Records provided >>
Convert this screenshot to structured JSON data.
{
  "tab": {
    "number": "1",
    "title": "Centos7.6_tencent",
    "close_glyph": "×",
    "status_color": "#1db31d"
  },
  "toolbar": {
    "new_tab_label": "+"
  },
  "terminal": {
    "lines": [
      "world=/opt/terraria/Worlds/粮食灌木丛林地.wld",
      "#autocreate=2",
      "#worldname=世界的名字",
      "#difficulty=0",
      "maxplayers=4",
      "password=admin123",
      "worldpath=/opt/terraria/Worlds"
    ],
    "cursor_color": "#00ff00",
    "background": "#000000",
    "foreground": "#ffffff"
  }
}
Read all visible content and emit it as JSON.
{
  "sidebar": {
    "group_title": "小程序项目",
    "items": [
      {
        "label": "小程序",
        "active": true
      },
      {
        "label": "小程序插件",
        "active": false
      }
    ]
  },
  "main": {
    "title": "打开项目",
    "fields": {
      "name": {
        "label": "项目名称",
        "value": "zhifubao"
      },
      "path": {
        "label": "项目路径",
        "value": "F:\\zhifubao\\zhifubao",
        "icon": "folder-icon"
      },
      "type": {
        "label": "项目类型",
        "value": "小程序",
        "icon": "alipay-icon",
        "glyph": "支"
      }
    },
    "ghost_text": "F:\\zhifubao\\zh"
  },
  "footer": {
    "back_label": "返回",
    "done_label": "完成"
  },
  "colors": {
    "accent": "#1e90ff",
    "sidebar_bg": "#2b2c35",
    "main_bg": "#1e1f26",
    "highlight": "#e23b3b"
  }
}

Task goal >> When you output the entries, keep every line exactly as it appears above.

Output for this task >>
Convert this screenshot to structured JSON data.
{
  "tab": {
    "number": "1",
    "title": "Centos7.6_tencent",
    "close_glyph": "×",
    "status_color": "#1db31d"
  },
  "toolbar": {
    "new_tab_label": "+"
  },
  "terminal": {
    "lines": [
      "world=/opt/terraria/Worlds/粮食灌木丛林地.wld",
      "#autocreate=2",
      "#worldname=世界的名字",
      "#difficulty=0",
      "maxplayers=4",
      "password=admin123",
      "worldpath=/opt/terraria/Worlds"
    ],
    "cursor_color": "#00ff00",
    "background": "#000000",
    "foreground": "#ffffff"
  }
}
Read all visible content and emit it as JSON.
{
  "sidebar": {
    "group_title": "小程序项目",
    "items": [
      {
        "label": "小程序",
        "active": true
      },
      {
        "label": "小程序插件",
        "active": false
      }
    ]
  },
  "main": {
    "title": "打开项目",
    "fields": {
      "name": {
        "label": "项目名称",
        "value": "zhifubao"
      },
      "path": {
        "label": "项目路径",
        "value": "F:\\zhifubao\\zhifubao",
        "icon": "folder-icon"
      },
      "type": {
        "label": "项目类型",
        "value": "小程序",
        "icon": "alipay-icon",
        "glyph": "支"
      }
    },
    "ghost_text": "F:\\zhifubao\\zh"
  },
  "footer": {
    "back_label": "返回",
    "done_label": "完成"
  },
  "colors": {
    "accent": "#1e90ff",
    "sidebar_bg": "#2b2c35",
    "main_bg": "#1e1f26",
    "highlight": "#e23b3b"
  }
}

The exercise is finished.